The Indian government has placed a ban on importing dogs for commercial purposes including breeding. The move from the Director General of Foreign Trade (DGFT) comes after a strong demand from environmental organisations and animal rights groups.
Only defense and security forces are allowed to import certain breeds. As for the Indian nationals and foreigners bringing their dogs from outside, they’d be required to carry all the necessary documents when travelling into the country.
India bans import of dogs for breeding
Under the new rules, all dog breeders must now be registered, and the facilities being used to house the dogs need to be open for state inspections. We can only hope this is put to practice and doesn’t just become paperwork sans power.
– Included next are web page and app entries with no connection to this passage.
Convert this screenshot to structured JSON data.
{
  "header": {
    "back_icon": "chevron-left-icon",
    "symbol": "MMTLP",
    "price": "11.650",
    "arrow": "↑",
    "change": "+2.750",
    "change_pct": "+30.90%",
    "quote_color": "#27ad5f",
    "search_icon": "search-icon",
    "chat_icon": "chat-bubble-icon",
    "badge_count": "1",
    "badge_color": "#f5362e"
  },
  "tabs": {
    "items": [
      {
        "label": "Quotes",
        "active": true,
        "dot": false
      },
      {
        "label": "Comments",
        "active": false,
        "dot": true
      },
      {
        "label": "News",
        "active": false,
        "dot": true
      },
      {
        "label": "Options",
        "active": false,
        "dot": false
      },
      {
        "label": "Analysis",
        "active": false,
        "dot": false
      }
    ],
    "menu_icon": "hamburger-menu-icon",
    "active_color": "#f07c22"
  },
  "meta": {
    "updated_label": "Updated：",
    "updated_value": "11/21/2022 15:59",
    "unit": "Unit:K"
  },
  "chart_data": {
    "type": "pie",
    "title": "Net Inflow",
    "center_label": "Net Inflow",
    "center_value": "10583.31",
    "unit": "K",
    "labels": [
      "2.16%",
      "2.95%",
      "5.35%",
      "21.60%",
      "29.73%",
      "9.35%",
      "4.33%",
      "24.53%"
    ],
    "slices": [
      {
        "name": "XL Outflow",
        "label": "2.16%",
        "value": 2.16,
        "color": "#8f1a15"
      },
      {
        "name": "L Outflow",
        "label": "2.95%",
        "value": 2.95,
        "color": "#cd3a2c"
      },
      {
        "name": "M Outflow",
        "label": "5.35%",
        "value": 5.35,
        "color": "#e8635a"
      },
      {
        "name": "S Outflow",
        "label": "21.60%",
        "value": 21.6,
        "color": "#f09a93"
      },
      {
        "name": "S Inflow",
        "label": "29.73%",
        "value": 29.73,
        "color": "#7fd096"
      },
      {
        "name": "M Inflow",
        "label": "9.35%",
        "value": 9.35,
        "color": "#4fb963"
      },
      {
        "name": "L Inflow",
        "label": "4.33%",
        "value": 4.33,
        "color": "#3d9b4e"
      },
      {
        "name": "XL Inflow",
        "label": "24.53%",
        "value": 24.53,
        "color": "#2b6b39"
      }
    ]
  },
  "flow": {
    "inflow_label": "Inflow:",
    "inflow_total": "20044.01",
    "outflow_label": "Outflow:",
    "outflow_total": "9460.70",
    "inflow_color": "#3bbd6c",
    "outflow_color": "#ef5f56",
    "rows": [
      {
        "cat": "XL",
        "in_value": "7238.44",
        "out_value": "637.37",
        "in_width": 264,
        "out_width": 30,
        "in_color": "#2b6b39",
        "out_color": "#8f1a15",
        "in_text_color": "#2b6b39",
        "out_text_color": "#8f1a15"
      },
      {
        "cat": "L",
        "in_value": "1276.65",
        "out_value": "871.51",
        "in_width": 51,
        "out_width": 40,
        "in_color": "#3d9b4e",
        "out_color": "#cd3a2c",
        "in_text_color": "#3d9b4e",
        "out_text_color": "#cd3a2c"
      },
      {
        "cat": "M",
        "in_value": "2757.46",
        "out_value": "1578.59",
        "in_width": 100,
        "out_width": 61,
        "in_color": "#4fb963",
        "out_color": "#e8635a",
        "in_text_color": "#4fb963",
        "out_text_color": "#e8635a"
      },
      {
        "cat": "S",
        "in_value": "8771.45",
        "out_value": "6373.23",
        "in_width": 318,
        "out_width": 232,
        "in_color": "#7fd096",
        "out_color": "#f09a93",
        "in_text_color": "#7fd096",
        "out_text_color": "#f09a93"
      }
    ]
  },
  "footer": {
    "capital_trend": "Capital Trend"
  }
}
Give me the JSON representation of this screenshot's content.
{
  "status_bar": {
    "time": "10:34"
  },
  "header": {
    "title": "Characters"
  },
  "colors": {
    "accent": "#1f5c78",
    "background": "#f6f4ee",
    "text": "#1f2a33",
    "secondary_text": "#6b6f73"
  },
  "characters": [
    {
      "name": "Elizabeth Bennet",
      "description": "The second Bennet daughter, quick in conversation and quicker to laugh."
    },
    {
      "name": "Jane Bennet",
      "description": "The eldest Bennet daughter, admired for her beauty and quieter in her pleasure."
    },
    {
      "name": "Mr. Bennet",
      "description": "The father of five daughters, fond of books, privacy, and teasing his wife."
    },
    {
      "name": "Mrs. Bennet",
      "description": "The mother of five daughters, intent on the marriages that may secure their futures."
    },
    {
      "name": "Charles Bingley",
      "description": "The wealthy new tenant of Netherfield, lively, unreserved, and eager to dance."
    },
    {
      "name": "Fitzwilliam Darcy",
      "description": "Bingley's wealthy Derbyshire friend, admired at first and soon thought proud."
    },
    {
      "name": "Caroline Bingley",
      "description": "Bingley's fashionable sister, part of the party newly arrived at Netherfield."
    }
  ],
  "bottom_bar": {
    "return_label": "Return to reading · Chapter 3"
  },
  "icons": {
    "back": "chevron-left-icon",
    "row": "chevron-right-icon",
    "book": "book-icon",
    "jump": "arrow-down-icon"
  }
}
If implemented, this would indeed help reduce the abuse and suffering of the dogs and force breeders to provide at least the most basic care.
The Law Commission, in its 2015 report stated, “many animals do not survive the trauma of being transported in small cages without adequate water or food, and estimates suggest that, overall, 40% of animals die in captivity or transportation.”
Lately, it has become a casual (but tastelessly callous) sight to spot Siberian Huskies or St Bernard(s) on Delhi roads, a dark and desolate divergence from the Siberian and Swiss landscapes respectively. These pedigree pups are often abandoned because of the ‘owners’ inability to maintain them in harsh Indian climates, adding to ever-growing stray dog population in India.
Breeding dogs in India typically live in deplorable conditions. The vast majority of puppies sold in pet stores in India come from unethical breeders for whom pups are just a quick way of making money. They have no regard for animal rights and quite often unweaned puppies (less than two months old) are sold to consumers without any registration or records. It is even cruel on the whelping mothers who go through forced impregnations continuously, harming the mother as well as the puppies.
The new regulations will also set age and sterilization requirements before dogs are sold, and will regulate the number of litters each female dog can produce. We hope this dictum bans the breeder business for good. What would add to this ruling would be a regulation on more than 3,00,000 pet shops in India.
Looking for a dog, consider adopting, please!